More important, as I point out in my article, in most cases organizational vision becomes a type of blinkered vision, with a single-minded focus on achieving the goals and objectives the vision describes. We have all experienced the destruction and dysfunction throughout the world wrought by single-minded corporate, political, xenophobic, and megalomaniacal visions over the past several decades. We have learned that what might have seemed like a good idea at the time turns out disastrously—made considerably worse by a leadership determined to “stay the course,” even in the face of so-called unintended consequences, code for “unanticipated effects.”
No one could reasonably argue against the premise that today’s world is extraordinarily complex. By definition, this means that nothing of significance in our world is deterministically predictable. Today’s “vision” that certain goals and objectives are right, and appropriate, and true may turn out to be tomorrow’s folly. The direction inspired by vision may create unforeseen, emergent effects that may be worse than unintended—they may be considerably at odds with the fundamental values of the organization, and the values of the organization’s members (which is precisely what I found in my research: in traditional bureaucratic, administratively controlled, hierarchical organizations, “individual humanity scales to collective collective callousness”).

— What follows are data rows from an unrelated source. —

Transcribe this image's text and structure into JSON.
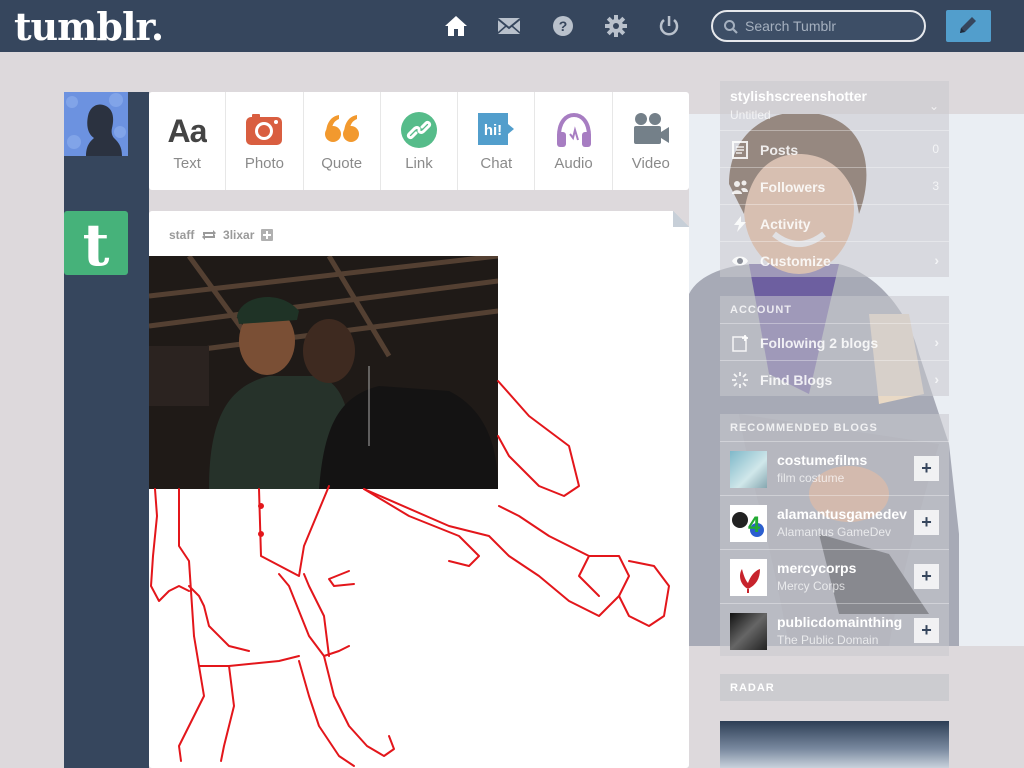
{
  "header": {
    "logo": "tumblr.",
    "search_placeholder": "Search Tumblr",
    "nav_icons": [
      "home-icon",
      "mail-icon",
      "help-icon",
      "gear-icon",
      "power-icon"
    ],
    "compose_icon": "pencil-icon"
  },
  "post_types": [
    {
      "label": "Text",
      "icon": "text-icon",
      "color": "#444444"
    },
    {
      "label": "Photo",
      "icon": "camera-icon",
      "color": "#d95e40"
    },
    {
      "label": "Quote",
      "icon": "quote-icon",
      "color": "#f2992e"
    },
    {
      "label": "Link",
      "icon": "link-icon",
      "color": "#56bc8a"
    },
    {
      "label": "Chat",
      "icon": "chat-icon",
      "color": "#529ecc"
    },
    {
      "label": "Audio",
      "icon": "headphones-icon",
      "color": "#a77dc2"
    },
    {
      "label": "Video",
      "icon": "video-camera-icon",
      "color": "#748089"
    }
  ],
  "post": {
    "author": "staff",
    "reblogged_from": "3lixar"
  },
  "sidebar": {
    "blog_name": "stylishscreenshotter",
    "blog_subtitle": "Untitled",
    "items": [
      {
        "label": "Posts",
        "count": "0",
        "icon": "posts-icon"
      },
      {
        "label": "Followers",
        "count": "3",
        "icon": "followers-icon"
      },
      {
        "label": "Activity",
        "count": "",
        "icon": "activity-icon"
      },
      {
        "label": "Customize",
        "count": "",
        "icon": "eye-icon"
      }
    ],
    "account_head": "ACCOUNT",
    "account_items": [
      {
        "label": "Following 2 blogs",
        "icon": "following-icon"
      },
      {
        "label": "Find Blogs",
        "icon": "find-blogs-icon"
      }
    ],
    "recommended_head": "RECOMMENDED BLOGS",
    "recommended": [
      {
        "name": "costumefilms",
        "title": "film costume"
      },
      {
        "name": "alamantusgamedev",
        "title": "Alamantus GameDev"
      },
      {
        "name": "mercycorps",
        "title": "Mercy Corps"
      },
      {
        "name": "publicdomainthing",
        "title": "The Public Domain"
      }
    ],
    "follow_symbol": "+",
    "radar_head": "RADAR"
  }
}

Vision was the appropriate sensory metaphor for organizational guidance in an age that was deterministic, more predictable, more linearly explainable by clockwork, industrialized models. In other words, it was appropriate for the 19th and 20th centuries. Even though the reality of our environment has already transformed to become the UCaPP world that we now experience, people take a long time to catch up (about 300 years from the time the dominant form of communications changes; by my estimation, we’re about 168 years through the transition). Vision has had its day; it’s time to embrace the immediacy and presence of tactility in its stead.
So here’s my suggestion: Find your own tactility. Whom are you going to touch and how are you going to touch them today—and each and every day hereafter? Craft that into a statement which expresses what it is that you do that inspires you, motivates you, and most of all, expresses your passion. Take that personal tactility statement with you wherever you go. Embrace it. Live it authentically. Use is as the answer to the cocktail party question, “so what do you do?” Combine it with the tactilities of those with whom you collaborate in your workplace, enabling your organizational tactility to emerge. Most of all, be mindful of the effects you enable and create throughout your world. (For those who are interested, here’s considerably more on Vision, Values, Tactility, and Mission.)
P.S. Here’s mine: “I enable and create great environments of engagement.” And, I say it with passion!